Get your iPhoto on

When you first launch iPhoto, you’ll be presented with what appears to be a wall with floating glass shelves on it. On the shelves will be little virtual photo albums. Each album synced from the desktop version of iPhoto will be here, as well as a special blue album that corresponds to your device’s camera roll. There are also four possible “smart” albums, which give quick access to all edited, flagged, favorited, or beamed images (more on those options later). By either swiping left or right, or choosing a different tab, you also get a grid-like “photo” view, an “event” view if you sync events via iTunes, and a “journals” view, which shows the virtual scrapbooks built inside iPhoto for iOS.

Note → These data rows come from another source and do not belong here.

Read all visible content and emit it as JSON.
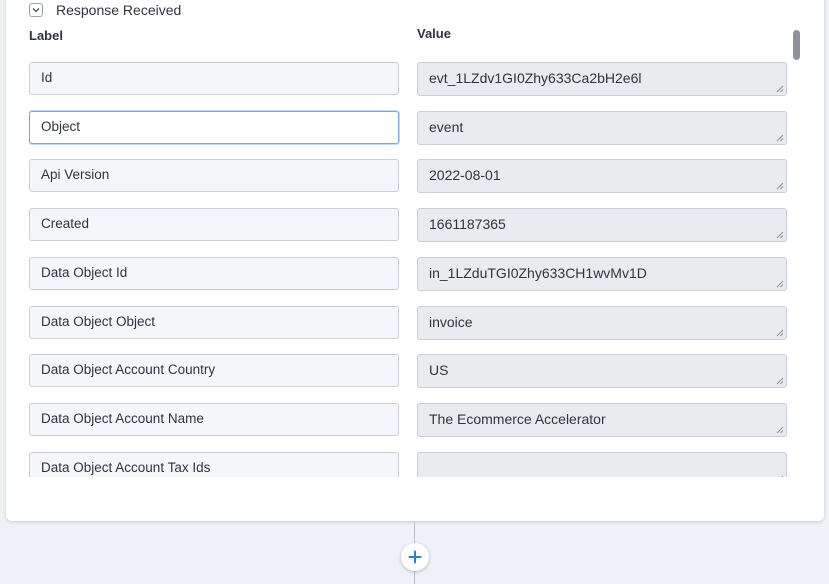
{
  "section": {
    "title": "Response Received",
    "toggle_icon": "chevron-down-icon"
  },
  "columns": {
    "label": "Label",
    "value": "Value"
  },
  "rows": [
    {
      "label": "Id",
      "value": "evt_1LZdv1GI0Zhy633Ca2bH2e6l"
    },
    {
      "label": "Object",
      "value": "event"
    },
    {
      "label": "Api Version",
      "value": "2022-08-01"
    },
    {
      "label": "Created",
      "value": "1661187365"
    },
    {
      "label": "Data Object Id",
      "value": "in_1LZduTGI0Zhy633CH1wvMv1D"
    },
    {
      "label": "Data Object Object",
      "value": "invoice"
    },
    {
      "label": "Data Object Account Country",
      "value": "US"
    },
    {
      "label": "Data Object Account Name",
      "value": "The Ecommerce Accelerator"
    },
    {
      "label": "Data Object Account Tax Ids",
      "value": ""
    }
  ],
  "add_step_icon": "plus-icon",
  "colors": {
    "accent": "#2d7dd2",
    "focus_border": "#7ea7d8",
    "value_bg": "#e9ebee",
    "label_bg": "#f4f6f9"
  }
}
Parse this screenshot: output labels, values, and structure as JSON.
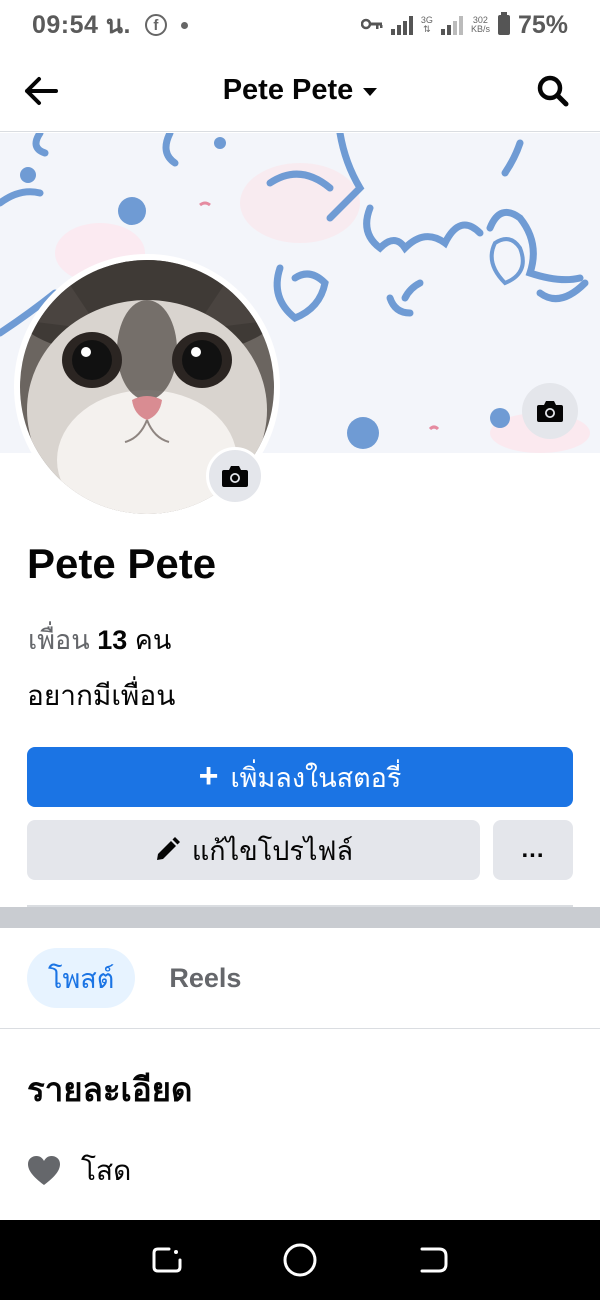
{
  "status_bar": {
    "time": "09:54 น.",
    "fb_icon": "f",
    "net_top": "3G",
    "net_speed_value": "302",
    "net_speed_unit": "KB/s",
    "battery": "75%"
  },
  "header": {
    "title": "Pete Pete",
    "back_icon": "arrow-left-icon",
    "search_icon": "search-icon"
  },
  "profile": {
    "name": "Pete Pete",
    "friends_prefix": "เพื่อน",
    "friends_count": "13",
    "friends_suffix": "คน",
    "bio": "อยากมีเพื่อน"
  },
  "actions": {
    "add_story_label": "เพิ่มลงในสตอรี่",
    "add_story_icon": "+",
    "edit_profile_label": "แก้ไขโปรไฟล์",
    "more_label": "..."
  },
  "tabs": [
    {
      "label": "โพสต์",
      "active": true
    },
    {
      "label": "Reels",
      "active": false
    }
  ],
  "details": {
    "title": "รายละเอียด",
    "items": [
      {
        "icon": "heart-icon",
        "label": "โสด"
      }
    ]
  },
  "colors": {
    "accent": "#1b74e4",
    "button_gray": "#e4e6eb",
    "tab_active_bg": "#e7f3ff",
    "secondary_text": "#65676b"
  }
}
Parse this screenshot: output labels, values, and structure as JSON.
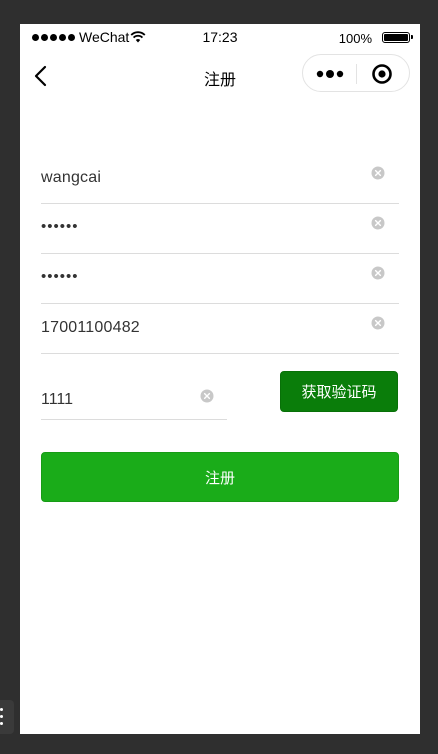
{
  "status_bar": {
    "carrier": "WeChat",
    "time": "17:23",
    "battery": "100%"
  },
  "navbar": {
    "title": "注册",
    "back_icon": "chevron-left-icon",
    "menu_icon": "more-dots-icon",
    "close_icon": "target-icon"
  },
  "form": {
    "username": "wangcai",
    "password": "••••••",
    "confirm_password": "••••••",
    "phone": "17001100482",
    "verify_code": "1111",
    "get_code_label": "获取验证码",
    "submit_label": "注册"
  },
  "colors": {
    "primary_green": "#1aac19",
    "dark_green": "#0a7d0a",
    "background": "#2f2f2f"
  }
}
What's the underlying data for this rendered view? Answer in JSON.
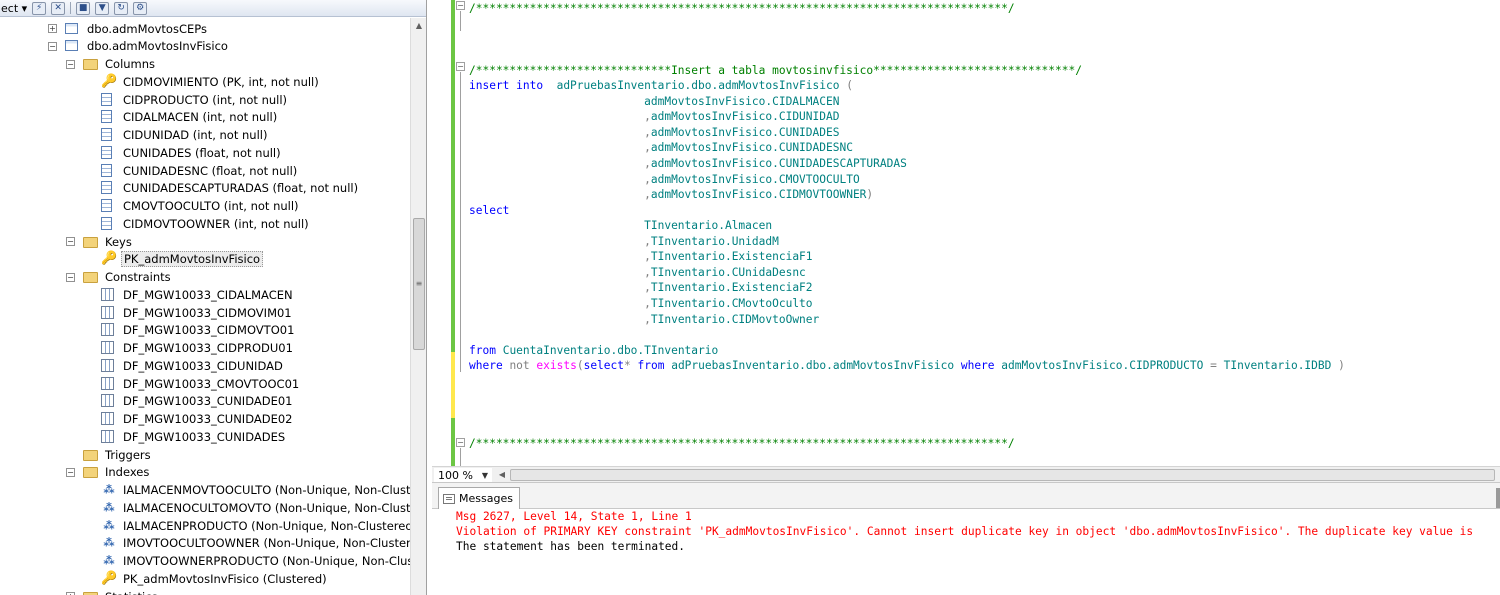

ote that events and journals also appear on floating glass shelves. Like many of Apple’s recent apps, iPhoto for iOS relies heavily on “skeuomorphism,” or making UI elements that look like their real-life counterparts. For instance, journals look like little Moleskine notebooks. In some cases the ornamentation is superfluous, in other cases it limits or impedes functionality (see Lion’s address book). We won’t make an aesthetic judgement, but in our experience, Apple’s use of skeuomorphism works well in iPhoto.

These views let you look through your images as well as pick one for editing. Choosing an image loads it into a larger view, ready to apply the various editing tools. Tapping the “grid” icon on the top toolbar will show images in a scrollable thumbnail view, either to the left of the selected image (iPad) or along the bottom (iPhone). On the iPad, you can adjust the width of the thumbnail column to show one, two, or three columns of thumbnails at a time. The iPad also offers an additional drop-down menu that lets you limit the displayed thumbnails to just flagged, edited, or “hidden” images.

The basic tools are, from left to right, auto-enhance, orientation, flag, favorite, and hide. (The iPhone doesn’t have the orientation control, however.) Auto-enhance does the same “magic” that it does in iPhoto on the desktop, and the results are generally good for the average photo. Like most automatic tools, however, don’t expect miracles. You can rotate images 90 degrees with the orientation tool, clockwise by default or counterclockwise by holding on the icon to bring up a contextual pop-over. Tapping the flag icon “flags” a photo (as you might flag certain e-mails for later actions), tapping favorite marks an image as a “favorite,” and tapping the “X” hides an image. Hiding an image does not delete it; it merely hides it from view.

Flagging and favoriting images is useful for various sorting and sharing options. Flagging is best thought of as useful for making a temporary selection, such as flagging all your images from the beach that have surfers in them. You can used the flagged status to later create a journal, or send a group of images to Facebook or Flickr. Favoriting is more or less a simplification of iPhotos five star rating system, where images are either zero stars or five stars. iPhoto also lets you filter images that are favorite for sharing options. Flagging, favoriting, and editing images add small icons to image thumbnails to show their status at a glance.

One interesting feature when selecting images is that you can double-tap a thumbnail to have iPhoto automatically select “similar” images. The selection algorithm looks forward and backward 20 images from the selected image and looks for color, contrast, and luminance similarities. According to Apple, it doesn’t use image recognition technology, so it can’t tell if you’re looking for pictures of “boats” or of “grandma.”